Twenty-year outcome for individuals with autism and average or near-average cognitive abilities
Article first published online: 18 MAR 2009
Copyright © 2009, International Society for Autism Research, Wiley Periodicals, Inc.
Volume 2, Issue 2, pages 109–118, April 2009
How to Cite
Farley, M. A., McMahon, W. M., Fombonne, E., Jenson, W. R., Miller, J., Gardner, M., Block, H., Pingree, C. B., Ritvo, E. R., Ritvo, R. A. and Coon, H. (2009), Twenty-year outcome for individuals with autism and average or near-average cognitive abilities. Autism Res, 2: 109–118. doi: 10.1002/aur.69
- Issue published online: 19 MAY 2009
- Article first published online: 18 MAR 2009
- Manuscript Accepted: 18 FEB 2009
- Manuscript Revised: 13 FEB 2009
- Manuscript Received: 2 NOV 2008
- Utah Autism Foundation
- University of Utah Research Foundation, Funding Incentives Seed Grant

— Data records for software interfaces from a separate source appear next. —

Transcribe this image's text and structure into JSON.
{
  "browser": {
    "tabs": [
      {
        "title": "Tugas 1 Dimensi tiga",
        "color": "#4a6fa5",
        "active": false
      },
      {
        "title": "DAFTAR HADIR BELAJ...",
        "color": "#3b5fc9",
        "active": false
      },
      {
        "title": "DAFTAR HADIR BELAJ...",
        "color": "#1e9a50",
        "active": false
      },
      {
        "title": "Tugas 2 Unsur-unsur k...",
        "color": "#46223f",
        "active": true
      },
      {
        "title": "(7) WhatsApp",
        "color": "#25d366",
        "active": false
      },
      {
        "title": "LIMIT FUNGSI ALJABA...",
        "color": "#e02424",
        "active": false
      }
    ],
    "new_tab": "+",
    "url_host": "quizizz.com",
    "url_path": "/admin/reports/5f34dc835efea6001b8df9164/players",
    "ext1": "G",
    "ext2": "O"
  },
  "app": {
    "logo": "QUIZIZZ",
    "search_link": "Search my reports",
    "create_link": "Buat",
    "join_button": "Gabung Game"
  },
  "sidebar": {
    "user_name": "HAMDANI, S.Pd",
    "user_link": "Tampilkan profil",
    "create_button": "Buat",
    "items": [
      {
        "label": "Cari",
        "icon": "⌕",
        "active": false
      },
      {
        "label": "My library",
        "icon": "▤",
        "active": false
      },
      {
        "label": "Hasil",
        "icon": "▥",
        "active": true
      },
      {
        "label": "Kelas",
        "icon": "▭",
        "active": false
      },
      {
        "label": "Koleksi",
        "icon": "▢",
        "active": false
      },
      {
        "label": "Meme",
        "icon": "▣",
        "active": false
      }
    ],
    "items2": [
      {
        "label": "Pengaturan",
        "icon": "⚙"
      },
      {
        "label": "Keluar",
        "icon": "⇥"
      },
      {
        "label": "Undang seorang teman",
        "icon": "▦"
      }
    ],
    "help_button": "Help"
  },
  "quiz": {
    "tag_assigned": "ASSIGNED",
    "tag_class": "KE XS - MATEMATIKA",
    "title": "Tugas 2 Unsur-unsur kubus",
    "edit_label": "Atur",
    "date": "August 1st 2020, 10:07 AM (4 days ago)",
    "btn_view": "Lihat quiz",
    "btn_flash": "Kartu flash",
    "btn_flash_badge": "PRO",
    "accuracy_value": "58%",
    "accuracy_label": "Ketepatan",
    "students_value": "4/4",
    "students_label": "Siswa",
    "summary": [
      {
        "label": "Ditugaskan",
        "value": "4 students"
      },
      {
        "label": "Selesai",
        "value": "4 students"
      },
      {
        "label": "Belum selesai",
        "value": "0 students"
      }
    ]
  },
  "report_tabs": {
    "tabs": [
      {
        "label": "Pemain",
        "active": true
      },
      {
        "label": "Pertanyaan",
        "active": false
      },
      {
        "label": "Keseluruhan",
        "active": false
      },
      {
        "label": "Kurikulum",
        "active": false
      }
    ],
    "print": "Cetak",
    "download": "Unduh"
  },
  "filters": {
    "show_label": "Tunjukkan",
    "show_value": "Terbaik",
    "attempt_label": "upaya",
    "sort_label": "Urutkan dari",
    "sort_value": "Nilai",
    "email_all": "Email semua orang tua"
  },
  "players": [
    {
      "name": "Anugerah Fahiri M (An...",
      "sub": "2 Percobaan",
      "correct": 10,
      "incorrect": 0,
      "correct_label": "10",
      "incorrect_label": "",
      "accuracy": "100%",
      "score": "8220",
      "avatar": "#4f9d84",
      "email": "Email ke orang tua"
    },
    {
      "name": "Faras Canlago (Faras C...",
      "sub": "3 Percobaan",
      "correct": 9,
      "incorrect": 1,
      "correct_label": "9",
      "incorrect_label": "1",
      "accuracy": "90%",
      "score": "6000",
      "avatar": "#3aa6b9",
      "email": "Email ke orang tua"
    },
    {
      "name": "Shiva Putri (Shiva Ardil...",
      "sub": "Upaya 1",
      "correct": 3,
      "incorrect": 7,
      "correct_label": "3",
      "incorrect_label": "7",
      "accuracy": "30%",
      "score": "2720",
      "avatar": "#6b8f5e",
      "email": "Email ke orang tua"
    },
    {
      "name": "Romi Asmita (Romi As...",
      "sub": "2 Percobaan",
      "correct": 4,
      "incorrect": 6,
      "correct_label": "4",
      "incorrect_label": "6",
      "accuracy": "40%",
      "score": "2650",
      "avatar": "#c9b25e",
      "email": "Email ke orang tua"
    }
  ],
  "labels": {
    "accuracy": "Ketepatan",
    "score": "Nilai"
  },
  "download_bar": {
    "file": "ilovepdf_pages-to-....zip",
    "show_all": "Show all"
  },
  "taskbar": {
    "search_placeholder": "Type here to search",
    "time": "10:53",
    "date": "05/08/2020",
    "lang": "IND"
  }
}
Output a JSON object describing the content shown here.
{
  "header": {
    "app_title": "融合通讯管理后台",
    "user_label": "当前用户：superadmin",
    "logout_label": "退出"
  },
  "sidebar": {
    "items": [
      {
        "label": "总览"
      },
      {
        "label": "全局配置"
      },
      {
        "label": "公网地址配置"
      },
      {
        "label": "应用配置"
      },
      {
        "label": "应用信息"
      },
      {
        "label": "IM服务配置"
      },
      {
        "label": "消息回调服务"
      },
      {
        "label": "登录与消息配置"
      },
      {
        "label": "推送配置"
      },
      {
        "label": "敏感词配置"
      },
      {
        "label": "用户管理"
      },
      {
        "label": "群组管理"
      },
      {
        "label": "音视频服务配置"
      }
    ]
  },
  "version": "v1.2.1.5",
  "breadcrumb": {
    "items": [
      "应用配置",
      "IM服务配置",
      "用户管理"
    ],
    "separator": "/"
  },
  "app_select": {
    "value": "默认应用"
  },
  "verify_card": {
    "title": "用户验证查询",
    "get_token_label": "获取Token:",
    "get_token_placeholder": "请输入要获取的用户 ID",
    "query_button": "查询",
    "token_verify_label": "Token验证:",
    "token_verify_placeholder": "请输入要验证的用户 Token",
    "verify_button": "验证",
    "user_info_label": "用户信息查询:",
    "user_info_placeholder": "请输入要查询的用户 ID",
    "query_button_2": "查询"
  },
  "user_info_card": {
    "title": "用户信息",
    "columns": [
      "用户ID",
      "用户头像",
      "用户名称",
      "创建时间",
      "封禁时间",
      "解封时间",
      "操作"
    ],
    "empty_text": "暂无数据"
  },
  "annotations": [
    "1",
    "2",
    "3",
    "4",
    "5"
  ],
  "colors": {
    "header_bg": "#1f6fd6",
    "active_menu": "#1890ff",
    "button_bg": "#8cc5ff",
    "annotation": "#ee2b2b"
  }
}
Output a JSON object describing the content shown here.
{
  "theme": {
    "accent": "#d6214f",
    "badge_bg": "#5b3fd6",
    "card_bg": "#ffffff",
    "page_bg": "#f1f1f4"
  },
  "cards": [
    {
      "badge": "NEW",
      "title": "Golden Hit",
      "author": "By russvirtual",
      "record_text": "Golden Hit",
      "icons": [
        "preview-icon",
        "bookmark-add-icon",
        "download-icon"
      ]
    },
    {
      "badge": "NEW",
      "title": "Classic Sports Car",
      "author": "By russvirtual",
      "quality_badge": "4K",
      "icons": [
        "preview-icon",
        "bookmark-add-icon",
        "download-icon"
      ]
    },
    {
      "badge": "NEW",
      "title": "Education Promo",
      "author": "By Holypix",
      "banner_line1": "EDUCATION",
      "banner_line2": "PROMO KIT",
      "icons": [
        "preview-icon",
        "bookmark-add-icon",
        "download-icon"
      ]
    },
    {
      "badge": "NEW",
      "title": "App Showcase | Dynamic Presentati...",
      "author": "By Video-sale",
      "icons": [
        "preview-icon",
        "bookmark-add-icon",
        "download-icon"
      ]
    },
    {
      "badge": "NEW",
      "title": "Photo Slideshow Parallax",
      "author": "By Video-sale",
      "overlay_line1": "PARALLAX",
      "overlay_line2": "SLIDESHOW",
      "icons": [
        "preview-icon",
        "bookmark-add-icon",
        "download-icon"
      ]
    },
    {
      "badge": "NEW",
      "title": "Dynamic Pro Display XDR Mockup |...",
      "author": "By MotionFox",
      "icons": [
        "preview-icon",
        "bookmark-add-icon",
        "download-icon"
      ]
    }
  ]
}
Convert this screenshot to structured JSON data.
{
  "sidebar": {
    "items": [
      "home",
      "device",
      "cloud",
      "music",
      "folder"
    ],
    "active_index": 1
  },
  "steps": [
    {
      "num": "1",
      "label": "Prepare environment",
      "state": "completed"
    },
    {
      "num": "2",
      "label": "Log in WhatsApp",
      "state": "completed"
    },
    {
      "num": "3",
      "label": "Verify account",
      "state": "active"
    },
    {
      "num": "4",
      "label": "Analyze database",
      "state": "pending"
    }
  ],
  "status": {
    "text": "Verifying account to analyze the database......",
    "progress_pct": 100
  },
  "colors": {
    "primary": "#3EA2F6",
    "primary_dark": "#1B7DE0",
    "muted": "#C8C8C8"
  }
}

Previous studies found substantial variability in adult outcome for people with autism whose cognitive functioning was within the near-average and average ranges. This study examined adult outcome for 41 such individuals (38 men and 3 women) originally identified through an epidemiological survey of autism in Utah. Mean age at the time of their previous cognitive assessment was 7.2 years (SD=4.1, range=3.1–25.9 years) and at follow-up was 32.5 years (SD=5.7 years, range=22.3–46.4 years). Outcome measures included standardized assessments of diagnostic status, cognitive ability, and adaptive behavior. Additional information collected concerned demographic variables, indicators of independence, social relationships, medical and psychiatric conditions, and social service use. Outcomes for this sample were better than outcomes described in previous work on individuals with similar cognitive functioning. For example, half of the participants were rated as “Very Good” or “Good” on a global outcome measure. As in previous studies, there was considerable variability in measured cognitive ability over time. Over half of the sample had large gains or losses of cognitive ability of greater than 1 standard deviation. Cognitive gain was associated with better outcome, as was better adaptive functioning. While all participants had baseline IQs in the nonimpaired range, there was limited evidence to support the use of other early childhood variables to predict adult outcome.